> [DATA IN THIS EXERCISE]
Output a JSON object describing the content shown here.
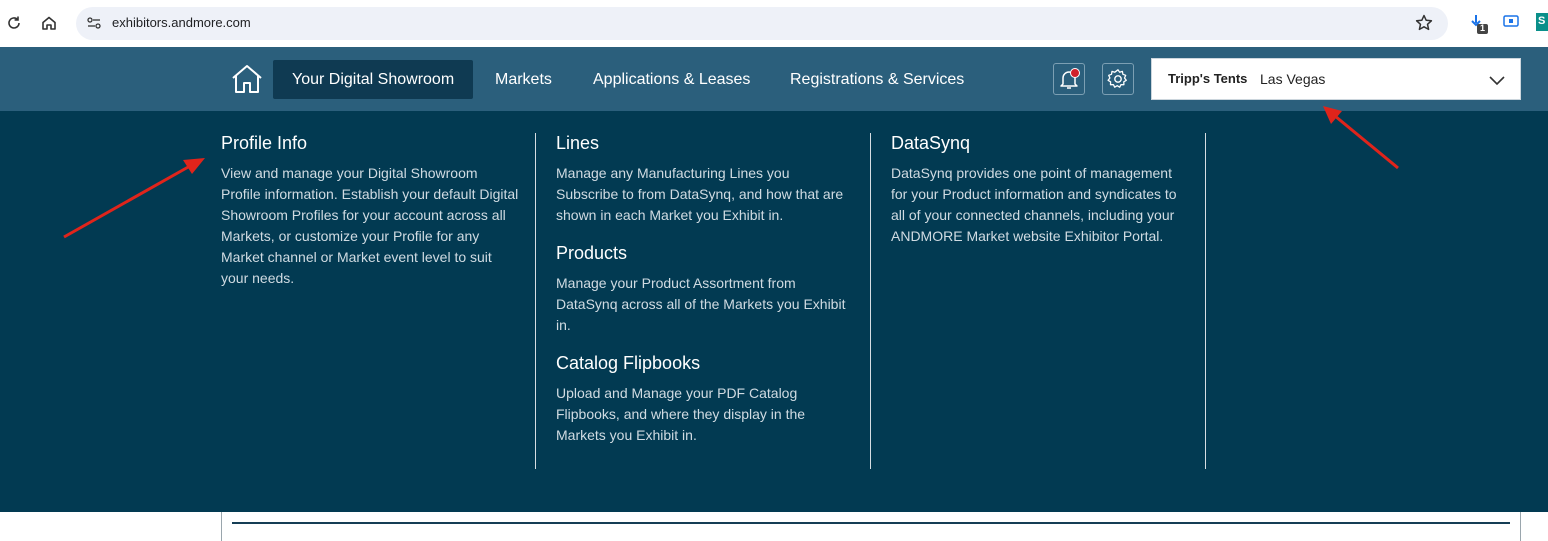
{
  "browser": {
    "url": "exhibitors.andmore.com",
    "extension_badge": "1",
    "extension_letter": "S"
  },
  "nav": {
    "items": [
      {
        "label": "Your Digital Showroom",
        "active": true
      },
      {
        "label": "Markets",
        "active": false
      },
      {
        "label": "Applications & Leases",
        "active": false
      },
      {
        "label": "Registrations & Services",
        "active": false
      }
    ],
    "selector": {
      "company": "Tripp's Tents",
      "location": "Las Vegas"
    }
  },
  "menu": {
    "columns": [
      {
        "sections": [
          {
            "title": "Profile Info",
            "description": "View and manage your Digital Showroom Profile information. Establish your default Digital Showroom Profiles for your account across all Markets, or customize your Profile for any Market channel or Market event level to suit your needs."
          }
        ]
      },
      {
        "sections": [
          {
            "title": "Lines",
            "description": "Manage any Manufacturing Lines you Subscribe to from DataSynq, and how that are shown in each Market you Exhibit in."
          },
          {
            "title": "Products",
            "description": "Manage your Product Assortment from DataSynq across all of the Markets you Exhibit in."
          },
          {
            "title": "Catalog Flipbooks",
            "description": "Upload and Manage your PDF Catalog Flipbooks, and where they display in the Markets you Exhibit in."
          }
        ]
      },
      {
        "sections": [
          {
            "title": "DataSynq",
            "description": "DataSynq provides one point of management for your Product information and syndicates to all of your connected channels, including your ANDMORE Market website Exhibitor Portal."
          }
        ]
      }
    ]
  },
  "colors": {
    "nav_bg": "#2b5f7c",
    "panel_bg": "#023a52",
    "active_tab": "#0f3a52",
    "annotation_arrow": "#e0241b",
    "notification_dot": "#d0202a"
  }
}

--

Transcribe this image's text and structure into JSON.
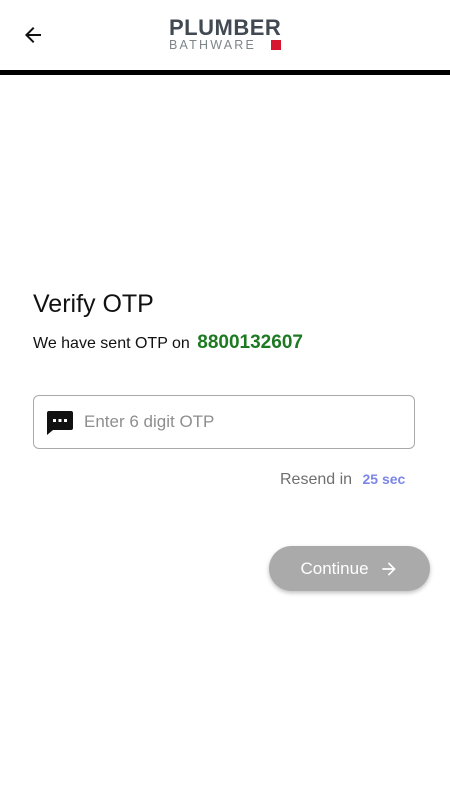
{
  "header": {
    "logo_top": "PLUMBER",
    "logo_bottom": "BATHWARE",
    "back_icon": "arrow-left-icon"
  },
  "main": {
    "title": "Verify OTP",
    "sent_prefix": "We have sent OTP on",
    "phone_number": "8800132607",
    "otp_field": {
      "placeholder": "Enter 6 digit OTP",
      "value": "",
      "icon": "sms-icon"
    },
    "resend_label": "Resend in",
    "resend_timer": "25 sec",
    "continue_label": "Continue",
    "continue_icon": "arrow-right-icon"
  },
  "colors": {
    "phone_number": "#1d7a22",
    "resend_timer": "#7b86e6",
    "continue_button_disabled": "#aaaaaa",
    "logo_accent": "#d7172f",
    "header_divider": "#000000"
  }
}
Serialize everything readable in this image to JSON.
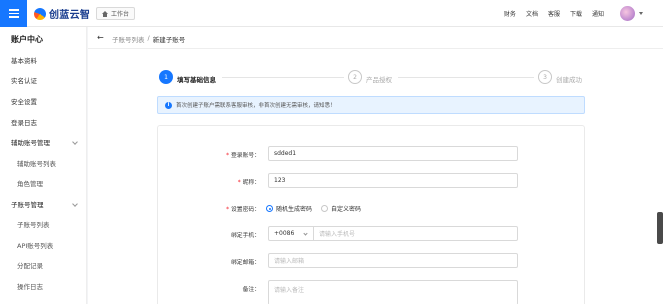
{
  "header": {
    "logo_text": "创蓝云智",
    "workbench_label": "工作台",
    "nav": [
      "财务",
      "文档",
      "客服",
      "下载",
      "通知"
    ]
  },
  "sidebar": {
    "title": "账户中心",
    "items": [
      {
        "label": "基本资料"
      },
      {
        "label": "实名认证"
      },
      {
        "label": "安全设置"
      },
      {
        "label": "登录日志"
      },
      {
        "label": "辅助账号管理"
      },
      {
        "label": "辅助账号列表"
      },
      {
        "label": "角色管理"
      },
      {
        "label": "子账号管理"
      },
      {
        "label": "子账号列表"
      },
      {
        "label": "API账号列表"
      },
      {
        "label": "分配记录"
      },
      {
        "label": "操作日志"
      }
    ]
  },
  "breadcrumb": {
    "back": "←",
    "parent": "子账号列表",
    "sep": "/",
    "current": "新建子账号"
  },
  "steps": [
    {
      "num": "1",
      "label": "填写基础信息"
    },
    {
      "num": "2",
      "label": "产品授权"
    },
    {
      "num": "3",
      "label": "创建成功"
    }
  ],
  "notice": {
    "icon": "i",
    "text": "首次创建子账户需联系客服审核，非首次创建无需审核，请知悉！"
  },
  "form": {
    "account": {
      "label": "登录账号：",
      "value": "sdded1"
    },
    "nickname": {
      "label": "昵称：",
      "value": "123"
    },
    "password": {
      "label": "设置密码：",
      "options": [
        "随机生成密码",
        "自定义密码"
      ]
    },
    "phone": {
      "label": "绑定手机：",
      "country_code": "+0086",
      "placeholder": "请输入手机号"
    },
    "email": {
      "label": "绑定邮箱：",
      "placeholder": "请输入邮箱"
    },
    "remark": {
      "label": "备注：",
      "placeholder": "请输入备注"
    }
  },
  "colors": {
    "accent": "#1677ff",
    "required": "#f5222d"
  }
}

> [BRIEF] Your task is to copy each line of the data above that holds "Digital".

> [OUTPUT FOR THIS TASK]
        "label": "Your Digital Showroom",
            "description": "View and manage your Digital Showroom Profile information. Establish your default Digital Showroom Profiles for your account across all Markets, or customize your Profile for any Market channel or Market event level to suit your needs."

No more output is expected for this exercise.